§ **WHAT NEEDS TO BE DONE**: Scan the entries below and return each line that contains "AUDUSD".

§ **STUDY MATERIAL**:
_ _ _ _ _ _ _
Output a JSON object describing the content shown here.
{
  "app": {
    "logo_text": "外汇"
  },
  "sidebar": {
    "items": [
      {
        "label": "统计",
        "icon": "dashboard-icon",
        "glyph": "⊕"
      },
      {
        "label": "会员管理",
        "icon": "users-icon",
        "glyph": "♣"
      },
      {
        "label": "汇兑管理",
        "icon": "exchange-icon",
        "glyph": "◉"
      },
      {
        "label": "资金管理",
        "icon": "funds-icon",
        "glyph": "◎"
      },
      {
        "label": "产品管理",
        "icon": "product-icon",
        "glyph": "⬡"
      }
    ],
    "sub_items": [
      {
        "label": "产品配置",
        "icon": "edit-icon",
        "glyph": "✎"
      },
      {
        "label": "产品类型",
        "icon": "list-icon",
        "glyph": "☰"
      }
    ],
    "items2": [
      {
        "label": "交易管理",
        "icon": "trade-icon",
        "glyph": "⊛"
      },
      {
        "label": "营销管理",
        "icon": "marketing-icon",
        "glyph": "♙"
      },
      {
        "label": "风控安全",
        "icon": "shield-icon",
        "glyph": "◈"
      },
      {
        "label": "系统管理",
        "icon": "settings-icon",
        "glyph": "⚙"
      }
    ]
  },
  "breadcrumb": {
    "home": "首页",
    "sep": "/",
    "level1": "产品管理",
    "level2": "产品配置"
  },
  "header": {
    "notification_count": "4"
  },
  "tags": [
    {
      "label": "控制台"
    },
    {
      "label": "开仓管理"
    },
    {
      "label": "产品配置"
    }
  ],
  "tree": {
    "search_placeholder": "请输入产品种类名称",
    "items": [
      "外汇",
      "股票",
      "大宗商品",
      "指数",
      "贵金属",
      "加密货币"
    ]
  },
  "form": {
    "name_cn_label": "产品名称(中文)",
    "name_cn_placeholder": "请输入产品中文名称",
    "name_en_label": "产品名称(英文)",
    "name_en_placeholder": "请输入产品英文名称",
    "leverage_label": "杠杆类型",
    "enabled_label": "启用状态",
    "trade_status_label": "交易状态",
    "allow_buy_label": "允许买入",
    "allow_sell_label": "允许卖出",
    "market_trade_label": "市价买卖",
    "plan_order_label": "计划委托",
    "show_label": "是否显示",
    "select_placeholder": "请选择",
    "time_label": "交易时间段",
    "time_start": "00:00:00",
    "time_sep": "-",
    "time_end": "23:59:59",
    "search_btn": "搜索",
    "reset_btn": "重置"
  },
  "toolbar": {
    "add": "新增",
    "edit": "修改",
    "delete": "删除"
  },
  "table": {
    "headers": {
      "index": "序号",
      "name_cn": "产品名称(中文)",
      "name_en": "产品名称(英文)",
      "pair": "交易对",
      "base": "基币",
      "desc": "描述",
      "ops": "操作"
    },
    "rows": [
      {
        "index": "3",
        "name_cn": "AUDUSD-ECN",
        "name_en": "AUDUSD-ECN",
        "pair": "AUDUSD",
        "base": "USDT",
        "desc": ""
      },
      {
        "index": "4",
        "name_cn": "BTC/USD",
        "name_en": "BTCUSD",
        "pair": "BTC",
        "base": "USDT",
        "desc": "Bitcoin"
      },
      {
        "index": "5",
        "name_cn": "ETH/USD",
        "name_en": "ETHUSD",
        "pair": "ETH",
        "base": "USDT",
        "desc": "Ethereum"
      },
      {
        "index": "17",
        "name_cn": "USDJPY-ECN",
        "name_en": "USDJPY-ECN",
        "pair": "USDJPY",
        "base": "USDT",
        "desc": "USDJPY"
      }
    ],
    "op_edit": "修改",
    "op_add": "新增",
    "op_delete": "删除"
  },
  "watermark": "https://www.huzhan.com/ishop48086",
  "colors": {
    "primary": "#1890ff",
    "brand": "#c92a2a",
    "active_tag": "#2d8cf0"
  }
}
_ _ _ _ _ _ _
§ **SOLUTION BELOW**:
        "name_cn": "AUDUSD-ECN",
        "name_en": "AUDUSD-ECN",
        "pair": "AUDUSD",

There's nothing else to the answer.